"One year after the floods, it's still a ghost town. There's no-one here. Maybe some people are inside their houses, or away at work, but there is little sign of normal life in the town. There are construction workers everywhere, who've either come from different towns to help out, or they're people who are repairing their own homes. It's shocking - I had no idea such places still existed one year after the floods."

Have you had the opportunity to speak to any of the local people there?

"Well as I say, there was hardly anybody to ask. There was one woman I tried to speak to - she started crying as soon as I mentioned floods. I spoke to another lady who said she was born in the village of Horin. She had been living in her family's house, which had six rooms, and it was so badly damaged it had to be town down. She now lives in temporary housing, just one room. She has a husband and two kids, and she just doesn't know what's going to happen - she doesn't have the money to rebuild her house."

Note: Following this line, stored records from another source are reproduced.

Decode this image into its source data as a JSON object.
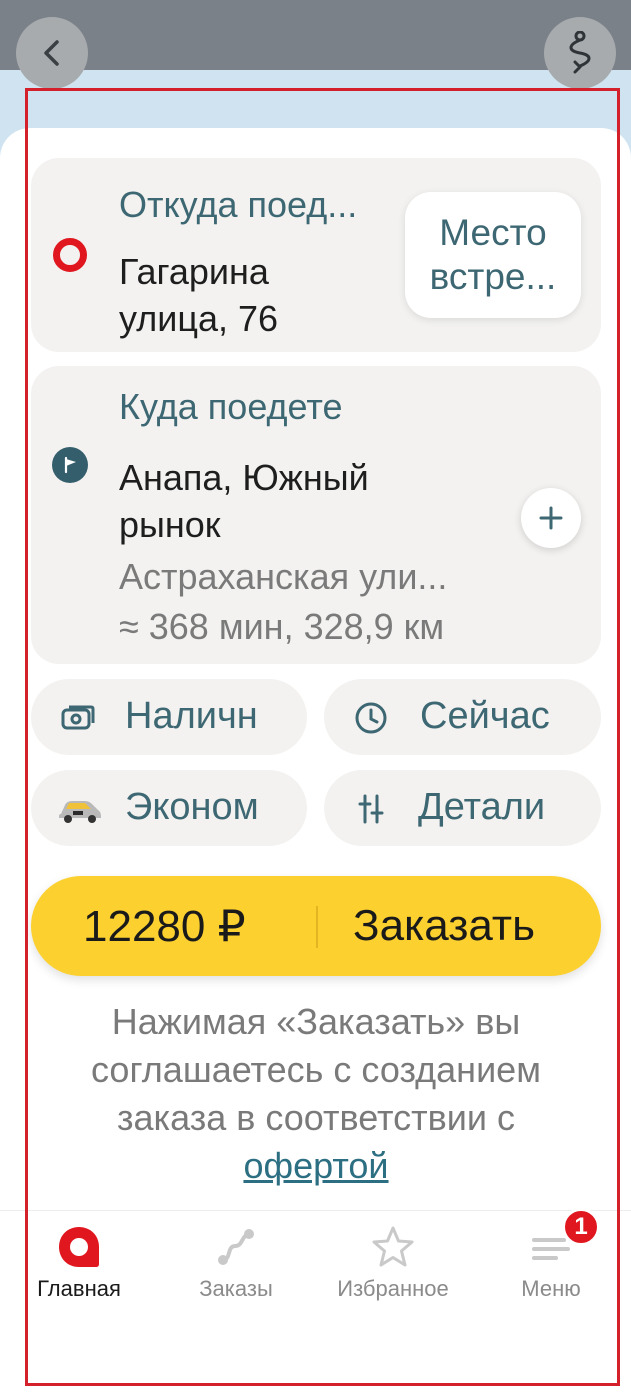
{
  "header": {
    "back_icon": "chevron-left-icon",
    "route_icon": "route-icon"
  },
  "from": {
    "label": "Откуда поед...",
    "address": "Гагарина улица, 76",
    "meet_button": "Место встре...",
    "pin_color": "#e0171f"
  },
  "to": {
    "label": "Куда поедете",
    "place": "Анапа, Южный рынок",
    "street": "Астраханская ули...",
    "eta": "≈ 368 мин, 328,9 км",
    "add_icon": "plus-icon"
  },
  "options": {
    "payment": "Наличн",
    "time": "Сейчас",
    "tariff": "Эконом",
    "details": "Детали"
  },
  "order": {
    "price": "12280 ₽",
    "button": "Заказать",
    "color": "#fcd02f"
  },
  "legal": {
    "text": "Нажимая «Заказать» вы соглашаетесь с созданием заказа в соответствии с",
    "link": "офертой"
  },
  "nav": {
    "home": "Главная",
    "orders": "Заказы",
    "favorites": "Избранное",
    "menu": "Меню",
    "menu_badge": "1"
  },
  "colors": {
    "accent": "#3d6772",
    "brand_red": "#e0171f",
    "card_bg": "#f3f2f0"
  }
}
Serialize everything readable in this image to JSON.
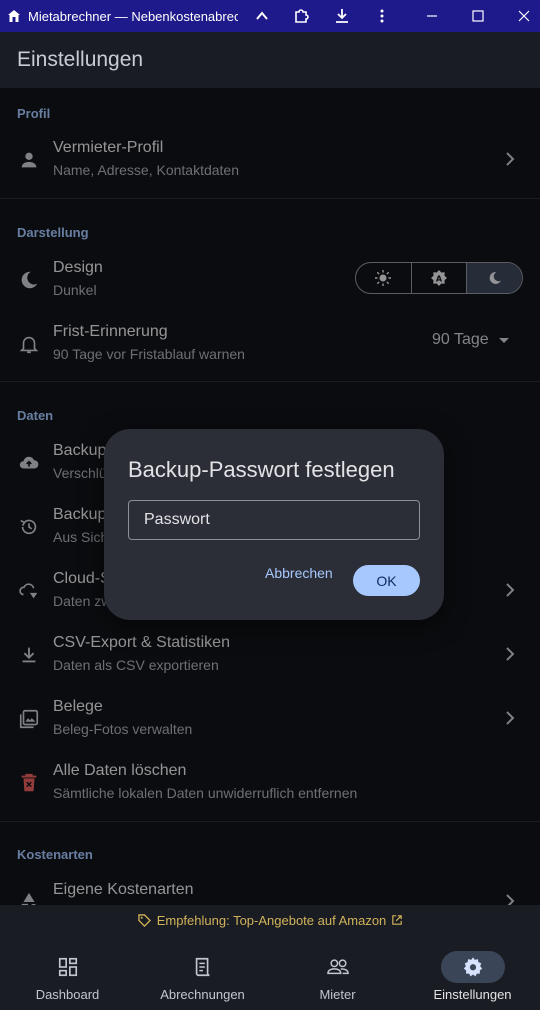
{
  "window": {
    "title": "Mietabrechner — Nebenkostenabrec..."
  },
  "appbar": {
    "title": "Einstellungen"
  },
  "sections": {
    "profil": "Profil",
    "darstellung": "Darstellung",
    "daten": "Daten",
    "kostenarten": "Kostenarten"
  },
  "rows": {
    "vermieter": {
      "title": "Vermieter-Profil",
      "subtitle": "Name, Adresse, Kontaktdaten"
    },
    "design": {
      "title": "Design",
      "subtitle": "Dunkel"
    },
    "frist": {
      "title": "Frist-Erinnerung",
      "subtitle": "90 Tage vor Fristablauf warnen",
      "value": "90 Tage"
    },
    "backup1": {
      "title": "Backup",
      "subtitle": "Verschlü"
    },
    "backup2": {
      "title": "Backup",
      "subtitle": "Aus Sich"
    },
    "cloud": {
      "title": "Cloud-S",
      "subtitle": "Daten zw"
    },
    "csv": {
      "title": "CSV-Export & Statistiken",
      "subtitle": "Daten als CSV exportieren"
    },
    "belege": {
      "title": "Belege",
      "subtitle": "Beleg-Fotos verwalten"
    },
    "loeschen": {
      "title": "Alle Daten löschen",
      "subtitle": "Sämtliche lokalen Daten unwiderruflich entfernen"
    },
    "eigene": {
      "title": "Eigene Kostenarten"
    }
  },
  "dialog": {
    "title": "Backup-Passwort festlegen",
    "placeholder": "Passwort",
    "cancel": "Abbrechen",
    "ok": "OK"
  },
  "promo": {
    "text": "Empfehlung: Top-Angebote auf Amazon"
  },
  "nav": {
    "dashboard": "Dashboard",
    "abrechnungen": "Abrechnungen",
    "mieter": "Mieter",
    "einstellungen": "Einstellungen"
  },
  "colors": {
    "accent": "#a7c8ff",
    "titlebar": "#1f1a8c",
    "danger": "#e35d5b",
    "promo": "#d1b35a"
  }
}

Do people have the feeling that the authorities are not doing enough to help them?

"Well there's actually very little the authorities can do for these people now. At the beginning, each resident received five thousand crowns, and then there were lots of donations, a voucher for furniture etc. The Czech Green Cross came and found sponsors for bricks for twenty new houses. Just after the floods, the state said people affected could apply for advantageous loans of up to 800,000 crowns. But unfortunately the residents of the village of Horin were not able to get the loans because there was a stipulation that the village had to have a ground plan, and Horin didn't."

Horin is near the Spolana chemical plant, which was affected by the flooding - there was severe leakage of toxic chemicals into the surrounding air and water. Did that affect Horin?

"After the floods, the residents were travelling miles away from home to buy eggs and vegetables so they wouldn't be contaminated by Spolana - they weer scared to eat the local produce. But then experts proved that the land around Horin was not contaminated."

What about the mayor of Horin - was he optimistic his village would return to normal some time in the future?

"He wasn't - he said by the time the village is returned to normal, he will no longer be mayor. He said it would take decades before the village was returned to its natural state. I actually visited Horin before the floods, and I remember it as a lovely, lively place - now the situation is obviously very different."